What do you consider, are some of the biggest challenges emerging artists face today in a competitive industry? and what suggestions do you have for overcoming these?
EL: The biggest competition today is anyone who wants to do this. Many people seem to want to be a part of this industry in some way. It’s very saturated with talent, there are many people willing to do anything to be a part of this industry. The best thing to do is to follow your gut and stay focused, if it is truly what you want to do you’ll overcome the obstacles or die trying!
ER: I think you just said it, it’s an extremely competitive industry that has exploded into something that many wish to pursue. Some become successful because of who they know, others because they will offer their services for less to get the job. It can be overwhelming because it’s many people fighting for one position. Success is a primitive game; survival of the fittest. Having a determined will and the support of people helps.
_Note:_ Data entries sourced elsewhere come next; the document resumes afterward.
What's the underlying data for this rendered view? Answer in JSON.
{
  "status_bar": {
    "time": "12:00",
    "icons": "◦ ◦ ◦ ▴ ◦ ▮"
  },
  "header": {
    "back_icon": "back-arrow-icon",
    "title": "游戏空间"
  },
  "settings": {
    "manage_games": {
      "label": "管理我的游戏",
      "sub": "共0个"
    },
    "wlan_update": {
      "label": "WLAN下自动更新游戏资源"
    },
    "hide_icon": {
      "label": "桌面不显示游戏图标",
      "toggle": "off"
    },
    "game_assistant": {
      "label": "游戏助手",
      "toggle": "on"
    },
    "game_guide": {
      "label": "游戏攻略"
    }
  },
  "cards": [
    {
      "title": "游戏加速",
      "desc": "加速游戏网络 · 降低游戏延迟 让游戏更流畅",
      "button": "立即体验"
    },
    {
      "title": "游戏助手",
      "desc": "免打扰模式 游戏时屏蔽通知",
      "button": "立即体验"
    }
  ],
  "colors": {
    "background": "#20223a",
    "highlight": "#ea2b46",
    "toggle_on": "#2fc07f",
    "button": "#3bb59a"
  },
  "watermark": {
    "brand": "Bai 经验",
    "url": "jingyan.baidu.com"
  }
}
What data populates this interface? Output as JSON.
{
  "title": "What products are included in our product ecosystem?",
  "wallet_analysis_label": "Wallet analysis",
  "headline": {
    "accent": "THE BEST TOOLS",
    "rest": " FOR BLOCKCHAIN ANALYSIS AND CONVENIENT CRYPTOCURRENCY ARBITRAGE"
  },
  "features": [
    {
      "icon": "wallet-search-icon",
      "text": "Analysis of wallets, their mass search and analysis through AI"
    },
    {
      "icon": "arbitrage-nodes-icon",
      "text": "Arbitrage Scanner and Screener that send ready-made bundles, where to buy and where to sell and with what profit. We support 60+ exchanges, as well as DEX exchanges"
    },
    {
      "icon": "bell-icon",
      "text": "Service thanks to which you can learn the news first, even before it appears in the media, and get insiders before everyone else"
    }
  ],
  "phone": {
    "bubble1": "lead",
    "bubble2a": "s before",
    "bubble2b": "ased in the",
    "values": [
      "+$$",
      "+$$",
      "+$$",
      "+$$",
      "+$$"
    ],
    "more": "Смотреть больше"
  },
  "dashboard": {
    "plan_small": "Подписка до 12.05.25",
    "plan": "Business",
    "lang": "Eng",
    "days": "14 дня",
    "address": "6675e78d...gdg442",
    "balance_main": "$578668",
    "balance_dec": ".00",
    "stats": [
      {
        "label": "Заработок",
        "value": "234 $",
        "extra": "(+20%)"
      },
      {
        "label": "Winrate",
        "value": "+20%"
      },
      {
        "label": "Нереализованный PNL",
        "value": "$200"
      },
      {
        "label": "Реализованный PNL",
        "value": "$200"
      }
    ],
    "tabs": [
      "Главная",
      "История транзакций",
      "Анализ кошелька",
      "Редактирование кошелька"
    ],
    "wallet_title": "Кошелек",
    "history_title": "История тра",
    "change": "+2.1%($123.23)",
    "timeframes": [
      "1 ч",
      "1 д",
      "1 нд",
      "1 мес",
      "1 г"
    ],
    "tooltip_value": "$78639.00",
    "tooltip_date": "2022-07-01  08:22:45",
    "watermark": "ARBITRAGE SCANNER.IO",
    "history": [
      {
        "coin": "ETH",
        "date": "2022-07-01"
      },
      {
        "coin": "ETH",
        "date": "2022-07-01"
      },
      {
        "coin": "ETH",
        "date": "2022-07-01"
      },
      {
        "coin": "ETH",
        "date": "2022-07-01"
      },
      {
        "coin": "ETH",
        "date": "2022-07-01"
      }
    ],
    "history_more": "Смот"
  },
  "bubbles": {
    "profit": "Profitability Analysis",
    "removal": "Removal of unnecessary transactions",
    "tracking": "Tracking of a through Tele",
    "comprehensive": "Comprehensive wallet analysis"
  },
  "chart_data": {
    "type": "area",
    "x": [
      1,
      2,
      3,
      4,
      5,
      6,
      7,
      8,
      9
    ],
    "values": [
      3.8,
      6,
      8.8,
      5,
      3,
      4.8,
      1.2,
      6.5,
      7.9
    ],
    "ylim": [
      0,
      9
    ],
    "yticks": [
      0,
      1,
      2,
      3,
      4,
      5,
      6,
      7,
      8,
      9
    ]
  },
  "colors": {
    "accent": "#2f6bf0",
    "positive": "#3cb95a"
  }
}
© elliot + erick 2012
What essential pieces of equipment should every fashion photographer have in their kit? and how have you improvised in the past?
EL: Well, to be a photographer everyone knows you need a camera, lens, lights etc. but the most essential piece of equipment for us is creativity. It’s the one thing no one can replicate and the one reason a client will hire you. Your work is as unique as a fingerprint. We improvise all the time, whether it’s natural light instead of studio lighting, or making your own head piece our of twigs to complete a look.
ER: As Elliot mentioned,creativity and (I’ll add to that), resourcefulness can be the most essential tools. In our experience, you should never back down or feel discouraged if you don’t have certain equipment. When we first started out we never limited ourselves to doing something just because we didn’t have the best equipment available at the time.
What has been invaluable to getting you to where you are now?
EL: The most valuable thing to us has been determination. As long as you know what you want to do, you remain focused, passionate, and love what you are doing you will overcome any obstacles. Learn from your mistakes and continue pushing forward.
ER: Don’t be afraid to make mistakes, we grow from them, and always remember there is someone else out there that is better than you. Thinking you are the best at something does not give room for growth.
Elliot + Erick | Website | Tumblr | Facebook
All images featured in this post remain the exclusive copyright of the artists and have been published with their express permission and credited accordingly. Please remember when sharing images to give credit where credit is due and make the internet a happy place for everyone!